Scan the data, and whenever a line contains "Insertar", copy it.

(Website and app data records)
=== Begin Enclosure ===

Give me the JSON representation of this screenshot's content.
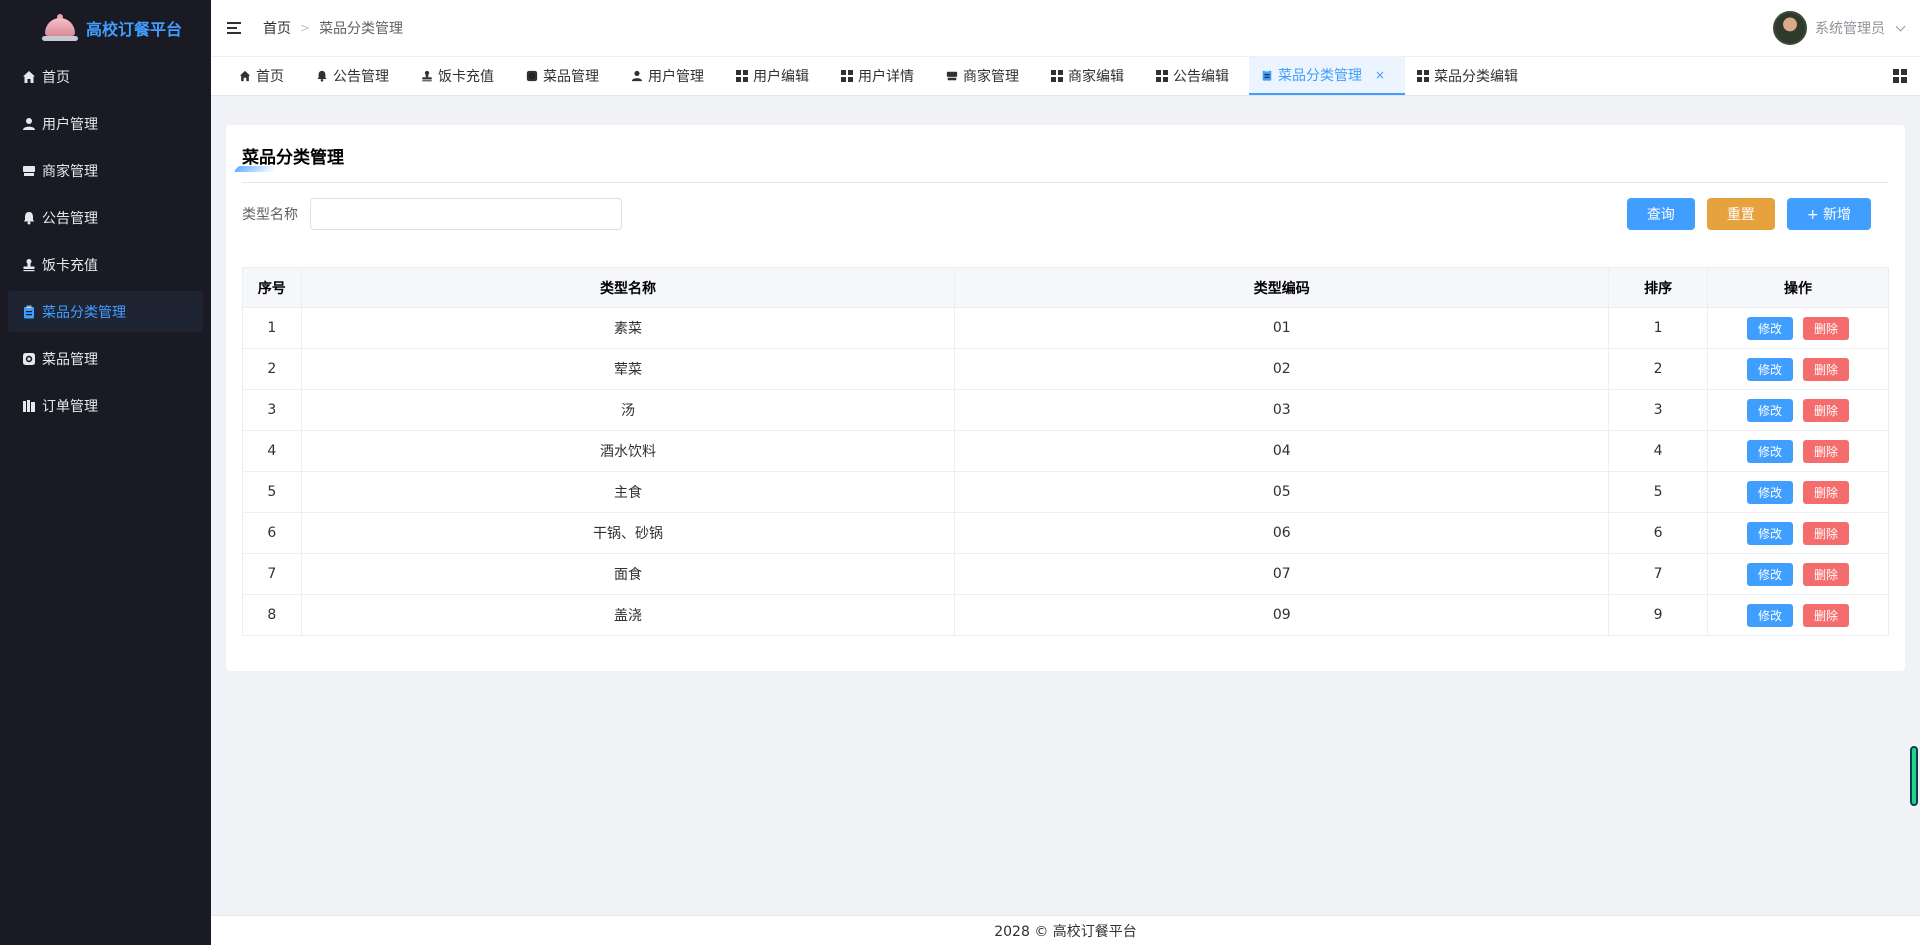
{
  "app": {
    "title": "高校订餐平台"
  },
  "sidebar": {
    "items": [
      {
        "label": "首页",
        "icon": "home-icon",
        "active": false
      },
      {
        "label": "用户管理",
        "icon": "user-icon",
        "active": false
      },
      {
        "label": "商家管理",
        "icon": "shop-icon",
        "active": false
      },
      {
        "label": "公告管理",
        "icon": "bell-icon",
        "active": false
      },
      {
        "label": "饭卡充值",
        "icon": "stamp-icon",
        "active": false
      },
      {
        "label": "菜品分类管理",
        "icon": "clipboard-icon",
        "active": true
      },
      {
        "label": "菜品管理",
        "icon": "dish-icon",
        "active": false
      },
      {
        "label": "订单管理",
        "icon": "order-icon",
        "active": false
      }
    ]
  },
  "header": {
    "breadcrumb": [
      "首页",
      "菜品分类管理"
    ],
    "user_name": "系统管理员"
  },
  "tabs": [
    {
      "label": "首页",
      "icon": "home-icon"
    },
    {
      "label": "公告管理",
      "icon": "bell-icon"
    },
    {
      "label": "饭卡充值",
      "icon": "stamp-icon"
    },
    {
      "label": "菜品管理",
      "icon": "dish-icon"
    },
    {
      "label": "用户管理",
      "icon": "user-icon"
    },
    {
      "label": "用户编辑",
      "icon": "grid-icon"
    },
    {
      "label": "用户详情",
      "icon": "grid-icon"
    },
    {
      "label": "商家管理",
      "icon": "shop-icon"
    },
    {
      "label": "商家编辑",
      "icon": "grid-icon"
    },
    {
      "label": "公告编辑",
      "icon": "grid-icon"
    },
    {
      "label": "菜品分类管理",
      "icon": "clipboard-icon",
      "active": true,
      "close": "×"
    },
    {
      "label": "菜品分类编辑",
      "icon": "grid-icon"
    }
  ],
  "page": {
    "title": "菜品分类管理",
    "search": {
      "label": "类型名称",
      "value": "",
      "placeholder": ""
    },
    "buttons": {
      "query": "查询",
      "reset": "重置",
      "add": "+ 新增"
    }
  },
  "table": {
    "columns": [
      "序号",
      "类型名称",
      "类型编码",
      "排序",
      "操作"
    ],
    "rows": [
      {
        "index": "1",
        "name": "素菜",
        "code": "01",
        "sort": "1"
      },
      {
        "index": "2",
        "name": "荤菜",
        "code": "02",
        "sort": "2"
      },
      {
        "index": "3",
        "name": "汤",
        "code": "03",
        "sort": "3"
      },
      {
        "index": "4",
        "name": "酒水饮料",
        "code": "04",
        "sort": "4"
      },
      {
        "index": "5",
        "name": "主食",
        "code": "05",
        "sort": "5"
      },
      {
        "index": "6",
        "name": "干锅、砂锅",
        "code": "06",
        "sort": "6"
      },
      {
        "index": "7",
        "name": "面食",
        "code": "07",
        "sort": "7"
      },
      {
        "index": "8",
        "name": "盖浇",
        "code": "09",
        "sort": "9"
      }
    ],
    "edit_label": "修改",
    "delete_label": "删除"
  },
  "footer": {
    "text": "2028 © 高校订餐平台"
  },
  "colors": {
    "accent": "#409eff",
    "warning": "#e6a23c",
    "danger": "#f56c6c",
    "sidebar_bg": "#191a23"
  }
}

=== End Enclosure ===
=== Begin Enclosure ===

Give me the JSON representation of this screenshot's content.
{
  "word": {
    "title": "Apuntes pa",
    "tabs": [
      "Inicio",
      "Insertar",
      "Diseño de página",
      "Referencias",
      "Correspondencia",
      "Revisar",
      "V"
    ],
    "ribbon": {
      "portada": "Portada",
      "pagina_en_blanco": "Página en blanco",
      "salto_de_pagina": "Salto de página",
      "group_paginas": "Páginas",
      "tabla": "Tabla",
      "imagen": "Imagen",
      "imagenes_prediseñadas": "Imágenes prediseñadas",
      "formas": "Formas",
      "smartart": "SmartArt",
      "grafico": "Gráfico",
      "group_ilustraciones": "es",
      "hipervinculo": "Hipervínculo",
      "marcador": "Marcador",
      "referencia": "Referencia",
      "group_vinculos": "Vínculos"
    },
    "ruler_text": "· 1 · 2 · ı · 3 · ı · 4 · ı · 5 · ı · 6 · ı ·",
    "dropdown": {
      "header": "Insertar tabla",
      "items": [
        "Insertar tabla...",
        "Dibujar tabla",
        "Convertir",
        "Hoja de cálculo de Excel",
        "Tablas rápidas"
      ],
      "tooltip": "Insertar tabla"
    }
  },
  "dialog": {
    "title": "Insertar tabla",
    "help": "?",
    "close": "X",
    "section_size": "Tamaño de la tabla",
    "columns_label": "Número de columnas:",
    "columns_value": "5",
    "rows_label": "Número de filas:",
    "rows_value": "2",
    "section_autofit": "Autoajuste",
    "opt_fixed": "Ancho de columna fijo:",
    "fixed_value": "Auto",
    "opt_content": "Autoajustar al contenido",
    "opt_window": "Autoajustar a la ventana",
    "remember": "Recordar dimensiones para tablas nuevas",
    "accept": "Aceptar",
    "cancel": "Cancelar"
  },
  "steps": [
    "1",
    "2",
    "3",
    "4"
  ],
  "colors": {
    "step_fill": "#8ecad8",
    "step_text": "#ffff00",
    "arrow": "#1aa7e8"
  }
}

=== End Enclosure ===

- _REPLY_:
      "Insertar",
      "header": "Insertar tabla",
        "Insertar tabla...",
      "tooltip": "Insertar tabla"
    "title": "Insertar tabla",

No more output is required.